▸ **WORK TASK**: What the task needs is every record repeated exactly, nothing more.

Start of RECORDS FOR THIS TASK

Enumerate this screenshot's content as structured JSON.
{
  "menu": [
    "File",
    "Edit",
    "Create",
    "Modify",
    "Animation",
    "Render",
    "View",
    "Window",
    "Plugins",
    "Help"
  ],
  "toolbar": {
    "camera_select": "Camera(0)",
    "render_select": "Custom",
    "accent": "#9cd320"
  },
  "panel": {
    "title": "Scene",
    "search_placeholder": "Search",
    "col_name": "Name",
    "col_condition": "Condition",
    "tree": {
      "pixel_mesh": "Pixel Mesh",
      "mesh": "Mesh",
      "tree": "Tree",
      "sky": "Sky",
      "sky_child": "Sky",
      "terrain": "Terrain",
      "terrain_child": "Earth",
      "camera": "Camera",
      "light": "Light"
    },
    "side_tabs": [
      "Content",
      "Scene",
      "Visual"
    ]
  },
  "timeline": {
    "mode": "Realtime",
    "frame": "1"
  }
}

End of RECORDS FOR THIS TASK

▸ **RESPONSE TO THIS TASK**:
Enumerate this screenshot's content as structured JSON.
{
  "menu": [
    "File",
    "Edit",
    "Create",
    "Modify",
    "Animation",
    "Render",
    "View",
    "Window",
    "Plugins",
    "Help"
  ],
  "toolbar": {
    "camera_select": "Camera(0)",
    "render_select": "Custom",
    "accent": "#9cd320"
  },
  "panel": {
    "title": "Scene",
    "search_placeholder": "Search",
    "col_name": "Name",
    "col_condition": "Condition",
    "tree": {
      "pixel_mesh": "Pixel Mesh",
      "mesh": "Mesh",
      "tree": "Tree",
      "sky": "Sky",
      "sky_child": "Sky",
      "terrain": "Terrain",
      "terrain_child": "Earth",
      "camera": "Camera",
      "light": "Light"
    },
    "side_tabs": [
      "Content",
      "Scene",
      "Visual"
    ]
  },
  "timeline": {
    "mode": "Realtime",
    "frame": "1"
  }
}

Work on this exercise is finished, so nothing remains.